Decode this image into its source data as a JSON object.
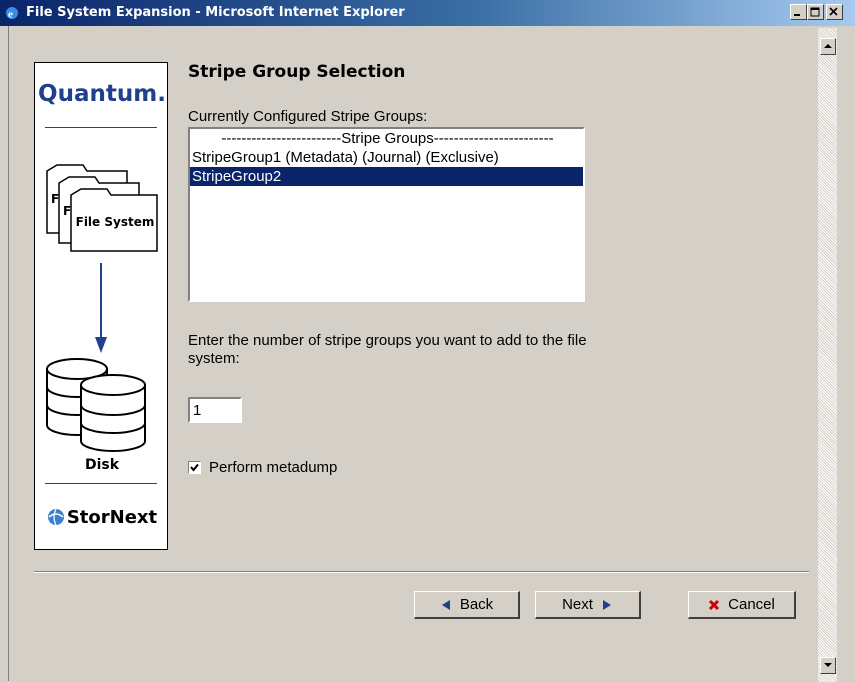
{
  "window": {
    "title": "File System Expansion - Microsoft Internet Explorer"
  },
  "sidebar": {
    "brand": "Quantum.",
    "folder_label": "File System",
    "disk_label": "Disk",
    "product": "StorNext"
  },
  "main": {
    "heading": "Stripe Group Selection",
    "list_label": "Currently Configured Stripe Groups:",
    "stripe_groups": [
      "------------------------Stripe Groups------------------------",
      "StripeGroup1 (Metadata) (Journal) (Exclusive)",
      "StripeGroup2"
    ],
    "selected_group": "StripeGroup2",
    "count_prompt_line1": "Enter the number of stripe groups you want to add to the file",
    "count_prompt_line2": "system:",
    "count_value": "1",
    "metadump_label": "Perform metadump",
    "metadump_checked": true
  },
  "buttons": {
    "back": "Back",
    "next": "Next",
    "cancel": "Cancel"
  },
  "colors": {
    "title_bar": "#0a246a",
    "selection": "#0a246a",
    "brand": "#1f3f8f",
    "cancel_x": "#cc0000",
    "arrow": "#1f3f8f"
  }
}
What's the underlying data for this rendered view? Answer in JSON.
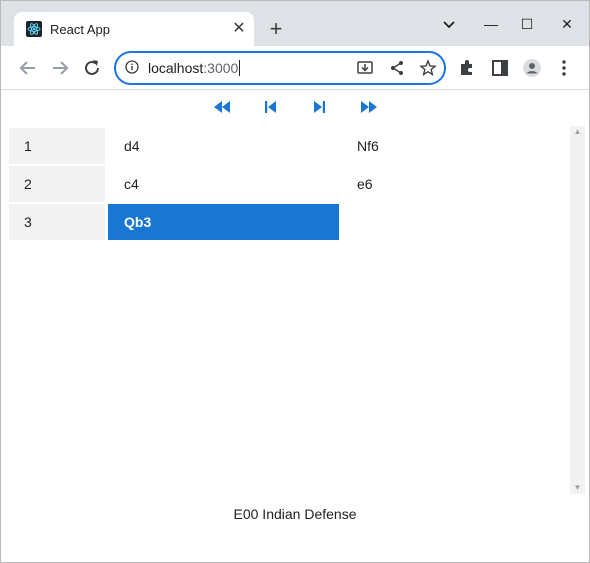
{
  "browser": {
    "tab_title": "React App",
    "tab_close": "✕",
    "new_tab": "+",
    "url_host": "localhost",
    "url_port": ":3000",
    "window_controls": {
      "minimize": "—",
      "maximize": "☐",
      "close": "✕"
    },
    "icons": [
      "react-icon",
      "back-icon",
      "forward-icon",
      "reload-icon",
      "info-icon",
      "install-icon",
      "share-icon",
      "bookmark-star-icon",
      "extensions-icon",
      "side-panel-icon",
      "profile-icon",
      "menu-icon",
      "tab-search-icon"
    ]
  },
  "colors": {
    "accent": "#1976d2",
    "omnibox_border": "#1a73e8",
    "row_header_bg": "#f2f2f2"
  },
  "controls": [
    "first-move",
    "previous-move",
    "next-move",
    "last-move"
  ],
  "moves": [
    {
      "number": "1",
      "white": "d4",
      "black": "Nf6"
    },
    {
      "number": "2",
      "white": "c4",
      "black": "e6"
    },
    {
      "number": "3",
      "white": "Qb3",
      "black": ""
    }
  ],
  "active_move": {
    "row": 3,
    "side": "white"
  },
  "opening": "E00 Indian Defense"
}
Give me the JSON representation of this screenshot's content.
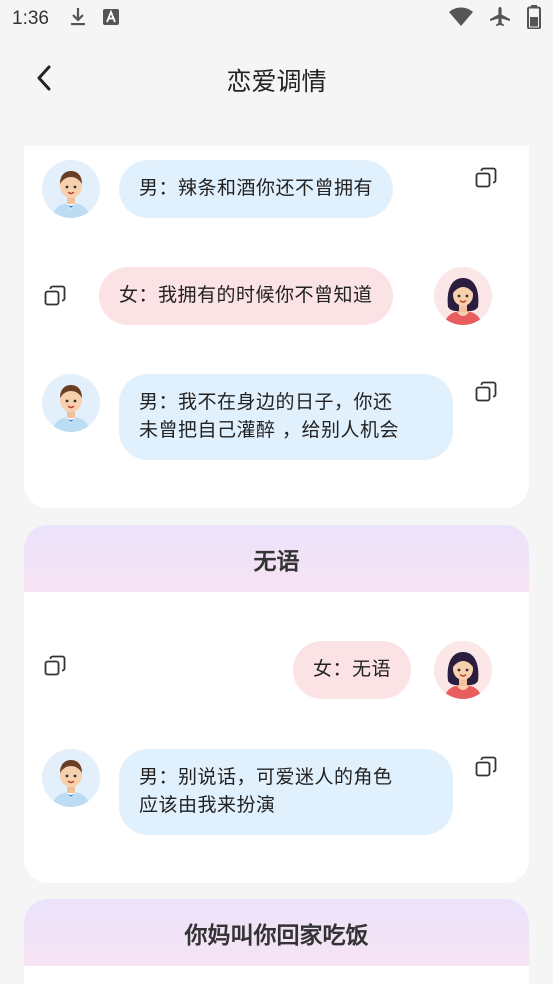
{
  "status_bar": {
    "time": "1:36",
    "left_icons": [
      "download-icon",
      "text-a-icon"
    ],
    "right_icons": [
      "wifi-icon",
      "airplane-mode-icon",
      "battery-icon"
    ]
  },
  "app_bar": {
    "back_icon": "back-arrow-icon",
    "title": "恋爱调情"
  },
  "card1": {
    "messages": [
      {
        "speaker": "male",
        "text": "男：辣条和酒你还不曾拥有"
      },
      {
        "speaker": "female",
        "text": "女：我拥有的时候你不曾知道"
      },
      {
        "speaker": "male",
        "line1": "男：我不在身边的日子，你还",
        "line2": "未曾把自己灌醉 ，给别人机会"
      }
    ]
  },
  "card2": {
    "title": "无语",
    "messages": [
      {
        "speaker": "female",
        "text": "女：无语"
      },
      {
        "speaker": "male",
        "line1": "男：别说话，可爱迷人的角色",
        "line2": "应该由我来扮演"
      }
    ]
  },
  "card3": {
    "title": "你妈叫你回家吃饭"
  },
  "colors": {
    "male_bubble": "#e1f0fd",
    "female_bubble": "#fbe2e5",
    "header_gradient_top": "#ebe3fb",
    "header_gradient_bottom": "#f6e3f3",
    "background": "#f5f5f5"
  }
}
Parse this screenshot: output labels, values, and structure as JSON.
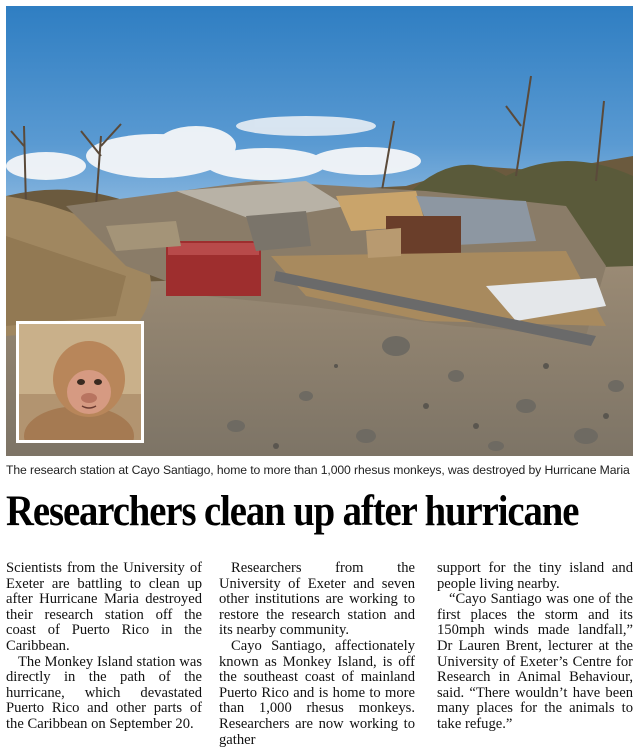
{
  "photo": {
    "main_alt": "Destroyed research station debris on rocky ground under blue sky",
    "inset_alt": "Rhesus monkey"
  },
  "caption": "The research station at Cayo Santiago, home to more than 1,000 rhesus monkeys, was destroyed by Hurricane Maria",
  "headline": "Researchers clean up after hurricane",
  "columns": [
    [
      "Scientists from the University of Exeter are battling to clean up after Hurricane Maria destroyed their research station off the coast of Puerto Rico in the Caribbean.",
      "The Monkey Island station was directly in the path of the hurricane, which devastated Puerto Rico and other parts of the Caribbean on September 20."
    ],
    [
      "Researchers from the University of Exeter and seven other institutions are working to restore the research station and its nearby community.",
      "Cayo Santiago, affectionately known as Monkey Island, is off the southeast coast of mainland Puerto Rico and is home to more than 1,000 rhesus monkeys. Researchers are now working to gather"
    ],
    [
      "support for the tiny island and people living nearby.",
      "“Cayo Santiago was one of the first places the storm and its 150mph winds made landfall,” Dr Lauren Brent, lecturer at the University of Exeter’s Centre for Research in Animal Behaviour, said. “There wouldn’t have been many places for the animals to take refuge.”"
    ]
  ]
}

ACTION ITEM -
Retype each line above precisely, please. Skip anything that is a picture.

RESULT BELOW -
Decode this image into its source data as a JSON object.
{
  "window": {
    "title": "File System Expansion - Microsoft Internet Explorer"
  },
  "sidebar": {
    "brand": "Quantum.",
    "folder_label": "File System",
    "disk_label": "Disk",
    "product": "StorNext"
  },
  "main": {
    "heading": "Stripe Group Selection",
    "list_label": "Currently Configured Stripe Groups:",
    "stripe_groups": [
      "------------------------Stripe Groups------------------------",
      "StripeGroup1 (Metadata) (Journal) (Exclusive)",
      "StripeGroup2"
    ],
    "selected_group": "StripeGroup2",
    "count_prompt_line1": "Enter the number of stripe groups you want to add to the file",
    "count_prompt_line2": "system:",
    "count_value": "1",
    "metadump_label": "Perform metadump",
    "metadump_checked": true
  },
  "buttons": {
    "back": "Back",
    "next": "Next",
    "cancel": "Cancel"
  },
  "colors": {
    "title_bar": "#0a246a",
    "selection": "#0a246a",
    "brand": "#1f3f8f",
    "cancel_x": "#cc0000",
    "arrow": "#1f3f8f"
  }
}
What's the underlying data for this rendered view? Answer in JSON.
{
  "browser": {
    "tab_title": "React App",
    "tab_close": "✕",
    "new_tab": "+",
    "url_host": "localhost",
    "url_port": ":3000",
    "window_controls": {
      "minimize": "—",
      "maximize": "☐",
      "close": "✕"
    },
    "icons": [
      "react-icon",
      "back-icon",
      "forward-icon",
      "reload-icon",
      "info-icon",
      "install-icon",
      "share-icon",
      "bookmark-star-icon",
      "extensions-icon",
      "side-panel-icon",
      "profile-icon",
      "menu-icon",
      "tab-search-icon"
    ]
  },
  "colors": {
    "accent": "#1976d2",
    "omnibox_border": "#1a73e8",
    "row_header_bg": "#f2f2f2"
  },
  "controls": [
    "first-move",
    "previous-move",
    "next-move",
    "last-move"
  ],
  "moves": [
    {
      "number": "1",
      "white": "d4",
      "black": "Nf6"
    },
    {
      "number": "2",
      "white": "c4",
      "black": "e6"
    },
    {
      "number": "3",
      "white": "Qb3",
      "black": ""
    }
  ],
  "active_move": {
    "row": 3,
    "side": "white"
  },
  "opening": "E00 Indian Defense"
}
Give me the JSON representation of this screenshot's content.
{
  "status_bar": {
    "time": "1:36",
    "left_icons": [
      "download-icon",
      "text-a-icon"
    ],
    "right_icons": [
      "wifi-icon",
      "airplane-mode-icon",
      "battery-icon"
    ]
  },
  "app_bar": {
    "back_icon": "back-arrow-icon",
    "title": "恋爱调情"
  },
  "card1": {
    "messages": [
      {
        "speaker": "male",
        "text": "男：辣条和酒你还不曾拥有"
      },
      {
        "speaker": "female",
        "text": "女：我拥有的时候你不曾知道"
      },
      {
        "speaker": "male",
        "line1": "男：我不在身边的日子，你还",
        "line2": "未曾把自己灌醉 ，给别人机会"
      }
    ]
  },
  "card2": {
    "title": "无语",
    "messages": [
      {
        "speaker": "female",
        "text": "女：无语"
      },
      {
        "speaker": "male",
        "line1": "男：别说话，可爱迷人的角色",
        "line2": "应该由我来扮演"
      }
    ]
  },
  "card3": {
    "title": "你妈叫你回家吃饭"
  },
  "colors": {
    "male_bubble": "#e1f0fd",
    "female_bubble": "#fbe2e5",
    "header_gradient_top": "#ebe3fb",
    "header_gradient_bottom": "#f6e3f3",
    "background": "#f5f5f5"
  }
}
Parse this screenshot: output labels, values, and structure as JSON.
{
  "photo": {
    "main_alt": "Destroyed research station debris on rocky ground under blue sky",
    "inset_alt": "Rhesus monkey"
  },
  "caption": "The research station at Cayo Santiago, home to more than 1,000 rhesus monkeys, was destroyed by Hurricane Maria",
  "headline": "Researchers clean up after hurricane",
  "columns": [
    [
      "Scientists from the University of Exeter are battling to clean up after Hurricane Maria destroyed their research station off the coast of Puerto Rico in the Caribbean.",
      "The Monkey Island station was directly in the path of the hurricane, which devastated Puerto Rico and other parts of the Caribbean on September 20."
    ],
    [
      "Researchers from the University of Exeter and seven other institutions are working to restore the research station and its nearby community.",
      "Cayo Santiago, affectionately known as Monkey Island, is off the southeast coast of mainland Puerto Rico and is home to more than 1,000 rhesus monkeys. Researchers are now working to gather"
    ],
    [
      "support for the tiny island and people living nearby.",
      "“Cayo Santiago was one of the first places the storm and its 150mph winds made landfall,” Dr Lauren Brent, lecturer at the University of Exeter’s Centre for Research in Animal Behaviour, said. “There wouldn’t have been many places for the animals to take refuge.”"
    ]
  ]
}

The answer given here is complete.